__Required work__
Within the records below, how many lines hold the word "Convert"? Only the number should be returned.

[[ Material provided open ]]

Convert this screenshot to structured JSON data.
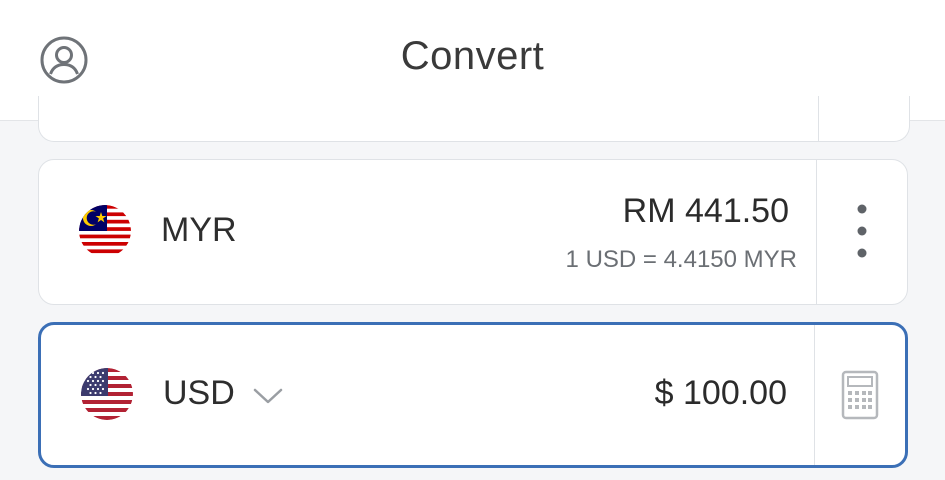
{
  "header": {
    "title": "Convert",
    "profile_icon": "user-profile-icon"
  },
  "cards": [
    {
      "code": "MYR",
      "amount": "RM 441.50",
      "rate": "1 USD = 4.4150 MYR",
      "flag_icon": "malaysia-flag-icon",
      "action_icon": "more-vertical-icon",
      "active": false
    },
    {
      "code": "USD",
      "amount": "$ 100.00",
      "flag_icon": "usa-flag-icon",
      "action_icon": "calculator-icon",
      "active": true
    }
  ],
  "colors": {
    "active_border": "#3b6fb6",
    "card_border": "#dfe2e6",
    "background": "#f5f6f8",
    "rate_text": "#6b6f74"
  }
}
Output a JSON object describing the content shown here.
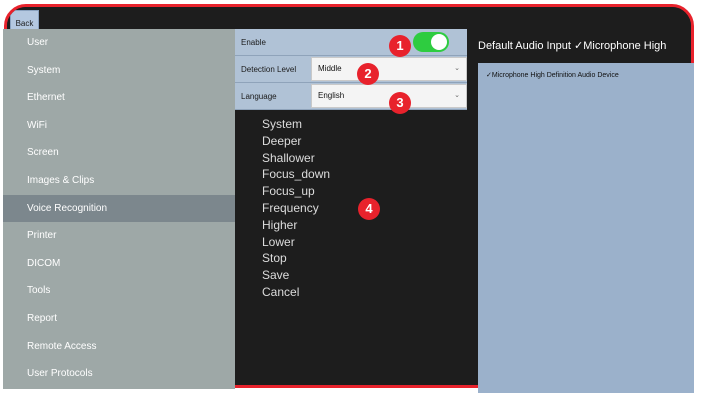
{
  "topbar": {
    "back_label": "Back"
  },
  "sidebar": {
    "items": [
      {
        "label": "User"
      },
      {
        "label": "System"
      },
      {
        "label": "Ethernet"
      },
      {
        "label": "WiFi"
      },
      {
        "label": "Screen"
      },
      {
        "label": "Images & Clips"
      },
      {
        "label": "Voice Recognition",
        "active": true
      },
      {
        "label": "Printer"
      },
      {
        "label": "DICOM"
      },
      {
        "label": "Tools"
      },
      {
        "label": "Report"
      },
      {
        "label": "Remote Access"
      },
      {
        "label": "User Protocols"
      }
    ]
  },
  "settings": {
    "enable": {
      "label": "Enable",
      "value": true
    },
    "detection_level": {
      "label": "Detection Level",
      "value": "Middle"
    },
    "language": {
      "label": "Language",
      "value": "English"
    }
  },
  "commands": [
    "System",
    "Deeper",
    "Shallower",
    "Focus_down",
    "Focus_up",
    "Frequency",
    "Higher",
    "Lower",
    "Stop",
    "Save",
    "Cancel"
  ],
  "markers": [
    "1",
    "2",
    "3",
    "4"
  ],
  "audio": {
    "title": "Default Audio Input  ✓Microphone High",
    "device": "✓Microphone High Definition Audio Device"
  },
  "colors": {
    "accent": "#e8222c",
    "toggle_on": "#2ecc40",
    "panel": "#9bb1cb",
    "sidebar": "#9ea8a7"
  }
}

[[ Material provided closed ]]

__Answer to the problem__
2